But the space can be set for purpose. If that purpose is peace, safety, security, somewhere you can breath out and rest; or a workplace, designed to inspire thought and ideas. You cast your intention, pattern it with physical items that help (including such sensory tricks as incense or lighting), and voila – a cosy living room, inviting kitchen or sensual (yet restful) bedroom.
As humans, as individuals, we need to express ourselves and feel comfortable in places where we spend our time. Notably, our workplaces: a Dilbert-style office cubby-hole can be made personal and inviting (despite the best efforts of Health & Safety!). Our cars reflect our music tastes, or even our spirituality with rear-view mirror ornaments. I have a tiny Hedwig soft-toy under the dash, given to me as a ‘safe travel’ blessing.
And of course, there’s our bodies themselves, adorned with chosen clothing and jewellery, tattoos and perfumes. Exactly the same as our ancestors did, and our future ancestors will. We set our bodies as our own space, yes – but even this can be ‘shared’ (as anyone who’s allowed themselves to be ‘ridden’ by Deity will confirm). We rarely face the world naked; when we do, that in itself is a powerful statement, of both vulnerability and strength.
I think that my dream was reflecting my current concern about my work-life balance – or lack thereof. While I have set out ‘office-space’ in my home, what I do necessitates long hours, which is wonderful when inspiration hits in the small hours of morning or evening. But it’s very hard to walk away from. Conscientiousness goes too far – I find myself fretting over jobs not done, making it difficult to switch off and truly relax. My energy suffers, and I end up easily depleted and fatigued.
Ultimately, I need to reaffirm my boundaries. This does not mean panicking when others ‘invade my space’, whether physically or via telephone or email. I love what I do. But I need to reclaim my own space to recharge, reconnect, remember. Or I won’t be any use to anyone at all, let alone myself.

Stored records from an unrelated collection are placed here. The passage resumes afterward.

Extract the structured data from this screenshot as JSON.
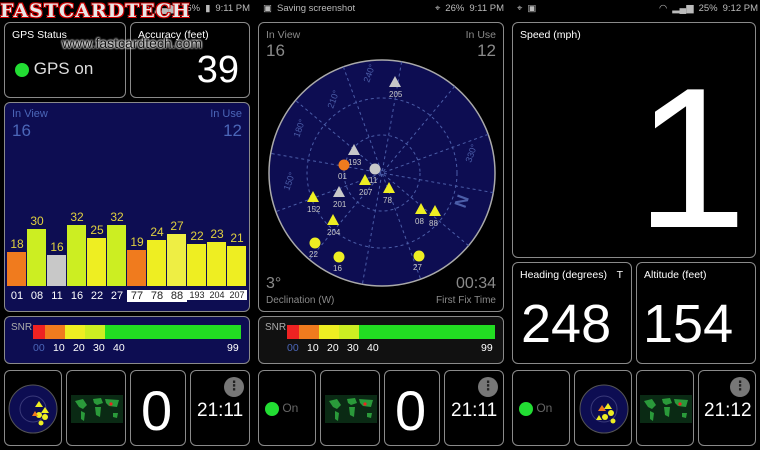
{
  "watermark": {
    "brand": "FASTCARDTECH",
    "url": "www.fastcardtech.com"
  },
  "status_bars": [
    {
      "battery": "26%",
      "time": "9:11 PM"
    },
    {
      "notification": "Saving screenshot",
      "battery": "26%",
      "time": "9:11 PM"
    },
    {
      "battery": "25%",
      "time": "9:12 PM"
    }
  ],
  "panel1": {
    "gps_status": {
      "label": "GPS Status",
      "value": "GPS on"
    },
    "accuracy": {
      "label": "Accuracy (feet)",
      "value": "39"
    },
    "satellites": {
      "in_view_label": "In View",
      "in_view": "16",
      "in_use_label": "In Use",
      "in_use": "12",
      "bars": [
        {
          "id": "01",
          "snr": 18,
          "color": "#f07b1e",
          "boxed": false
        },
        {
          "id": "08",
          "snr": 30,
          "color": "#ccee22",
          "boxed": false
        },
        {
          "id": "11",
          "snr": 16,
          "color": "#c8c8c8",
          "boxed": false
        },
        {
          "id": "16",
          "snr": 32,
          "color": "#ccee22",
          "boxed": false
        },
        {
          "id": "22",
          "snr": 25,
          "color": "#eeee22",
          "boxed": false
        },
        {
          "id": "27",
          "snr": 32,
          "color": "#ccee22",
          "boxed": false
        },
        {
          "id": "77",
          "snr": 19,
          "color": "#f07b1e",
          "boxed": true
        },
        {
          "id": "78",
          "snr": 24,
          "color": "#eeee22",
          "boxed": true
        },
        {
          "id": "88",
          "snr": 27,
          "color": "#eeee44",
          "boxed": true
        },
        {
          "id": "193",
          "snr": 22,
          "color": "#eeee22",
          "boxed": true
        },
        {
          "id": "204",
          "snr": 23,
          "color": "#eeee22",
          "boxed": true
        },
        {
          "id": "207",
          "snr": 21,
          "color": "#eeee22",
          "boxed": true
        }
      ]
    },
    "snr_legend": {
      "label": "SNR",
      "ticks": [
        "00",
        "10",
        "20",
        "30",
        "40",
        "99"
      ]
    },
    "bottom": {
      "value": "0",
      "time": "21:11"
    }
  },
  "panel2": {
    "skyview": {
      "in_view_label": "In View",
      "in_view": "16",
      "in_use_label": "In Use",
      "in_use": "12",
      "declination": "3°",
      "declination_label": "Declination (W)",
      "first_fix": "00:34",
      "first_fix_label": "First Fix Time",
      "north": "N",
      "bearings": [
        "240°",
        "210°",
        "180°",
        "150°",
        "330°"
      ],
      "sats": [
        {
          "id": "205",
          "shape": "triangle",
          "color": "#c8c8c8"
        },
        {
          "id": "193",
          "shape": "triangle",
          "color": "#c8c8c8"
        },
        {
          "id": "01",
          "shape": "circle",
          "color": "#f07b1e"
        },
        {
          "id": "11",
          "shape": "circle",
          "color": "#c8c8c8"
        },
        {
          "id": "207",
          "shape": "triangle",
          "color": "#eeee22"
        },
        {
          "id": "78",
          "shape": "triangle",
          "color": "#eeee22"
        },
        {
          "id": "201",
          "shape": "triangle",
          "color": "#c8c8c8"
        },
        {
          "id": "152",
          "shape": "triangle",
          "color": "#eeee22"
        },
        {
          "id": "204",
          "shape": "triangle",
          "color": "#eeee22"
        },
        {
          "id": "08",
          "shape": "triangle",
          "color": "#eeee22"
        },
        {
          "id": "88",
          "shape": "triangle",
          "color": "#eeee22"
        },
        {
          "id": "22",
          "shape": "circle",
          "color": "#eeee22"
        },
        {
          "id": "16",
          "shape": "circle",
          "color": "#eeee22"
        },
        {
          "id": "27",
          "shape": "circle",
          "color": "#eeee22"
        }
      ]
    },
    "snr_legend": {
      "label": "SNR",
      "ticks": [
        "00",
        "10",
        "20",
        "30",
        "40",
        "99"
      ]
    },
    "bottom": {
      "on_label": "On",
      "value": "0",
      "time": "21:11"
    }
  },
  "panel3": {
    "speed": {
      "label": "Speed (mph)",
      "value": "1"
    },
    "heading": {
      "label": "Heading (degrees)",
      "flag": "T",
      "value": "248"
    },
    "altitude": {
      "label": "Altitude (feet)",
      "value": "154"
    },
    "bottom": {
      "on_label": "On",
      "time": "21:12"
    }
  },
  "menu_glyph": "⋮",
  "colors": {
    "gps_on": "#22dd33",
    "navy": "#0d0d52",
    "label_blue": "#4b66b8",
    "snr_green": "#22dd22",
    "snr_red": "#ee2222",
    "snr_orange": "#f07b1e",
    "snr_yellow": "#eeee22"
  }
}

We can’t lose our sense of selves if we wish to be effective energy-workers – or workers at all. If we are truly aiming to help others, we need to be strong and fuelled, yet flexible and ready for anything. Because the Universe will throw it at us, if it thinks we need that wake-up challenge.
So I woke up. I will again tomorrow. With those I love, in my home, working within my community. I have the key to my space. Now to honour myself as I honour you all.
Questing & Magic: Painting inspired by my book (copyright Kenneth Walker 2012, may not be reproduced without permission)